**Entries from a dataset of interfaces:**
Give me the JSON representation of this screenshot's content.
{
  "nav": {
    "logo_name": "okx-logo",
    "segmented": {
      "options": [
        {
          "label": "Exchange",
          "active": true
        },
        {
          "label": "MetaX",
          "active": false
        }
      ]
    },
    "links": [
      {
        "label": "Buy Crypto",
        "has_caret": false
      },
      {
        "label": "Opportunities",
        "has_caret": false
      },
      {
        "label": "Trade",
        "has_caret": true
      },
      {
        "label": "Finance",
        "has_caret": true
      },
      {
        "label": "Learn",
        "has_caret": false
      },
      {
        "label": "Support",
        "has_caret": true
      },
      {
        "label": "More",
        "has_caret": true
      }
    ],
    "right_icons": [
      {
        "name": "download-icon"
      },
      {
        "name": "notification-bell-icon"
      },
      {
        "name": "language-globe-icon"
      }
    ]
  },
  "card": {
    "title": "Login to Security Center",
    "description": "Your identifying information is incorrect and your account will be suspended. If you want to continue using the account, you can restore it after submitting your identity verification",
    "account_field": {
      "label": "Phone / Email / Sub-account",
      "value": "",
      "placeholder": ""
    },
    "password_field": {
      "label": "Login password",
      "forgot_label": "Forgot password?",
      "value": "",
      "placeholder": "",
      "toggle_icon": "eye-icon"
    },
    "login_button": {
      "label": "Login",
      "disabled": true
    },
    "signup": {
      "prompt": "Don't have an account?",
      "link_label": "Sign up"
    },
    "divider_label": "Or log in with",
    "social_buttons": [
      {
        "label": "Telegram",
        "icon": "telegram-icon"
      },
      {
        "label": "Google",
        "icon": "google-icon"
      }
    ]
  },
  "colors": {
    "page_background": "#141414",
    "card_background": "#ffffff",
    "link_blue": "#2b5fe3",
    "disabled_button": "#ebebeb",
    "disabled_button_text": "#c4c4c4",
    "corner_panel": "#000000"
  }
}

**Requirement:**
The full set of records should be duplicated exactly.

**Response to the exercise:**
Give me the JSON representation of this screenshot's content.
{
  "nav": {
    "logo_name": "okx-logo",
    "segmented": {
      "options": [
        {
          "label": "Exchange",
          "active": true
        },
        {
          "label": "MetaX",
          "active": false
        }
      ]
    },
    "links": [
      {
        "label": "Buy Crypto",
        "has_caret": false
      },
      {
        "label": "Opportunities",
        "has_caret": false
      },
      {
        "label": "Trade",
        "has_caret": true
      },
      {
        "label": "Finance",
        "has_caret": true
      },
      {
        "label": "Learn",
        "has_caret": false
      },
      {
        "label": "Support",
        "has_caret": true
      },
      {
        "label": "More",
        "has_caret": true
      }
    ],
    "right_icons": [
      {
        "name": "download-icon"
      },
      {
        "name": "notification-bell-icon"
      },
      {
        "name": "language-globe-icon"
      }
    ]
  },
  "card": {
    "title": "Login to Security Center",
    "description": "Your identifying information is incorrect and your account will be suspended. If you want to continue using the account, you can restore it after submitting your identity verification",
    "account_field": {
      "label": "Phone / Email / Sub-account",
      "value": "",
      "placeholder": ""
    },
    "password_field": {
      "label": "Login password",
      "forgot_label": "Forgot password?",
      "value": "",
      "placeholder": "",
      "toggle_icon": "eye-icon"
    },
    "login_button": {
      "label": "Login",
      "disabled": true
    },
    "signup": {
      "prompt": "Don't have an account?",
      "link_label": "Sign up"
    },
    "divider_label": "Or log in with",
    "social_buttons": [
      {
        "label": "Telegram",
        "icon": "telegram-icon"
      },
      {
        "label": "Google",
        "icon": "google-icon"
      }
    ]
  },
  "colors": {
    "page_background": "#141414",
    "card_background": "#ffffff",
    "link_blue": "#2b5fe3",
    "disabled_button": "#ebebeb",
    "disabled_button_text": "#c4c4c4",
    "corner_panel": "#000000"
  }
}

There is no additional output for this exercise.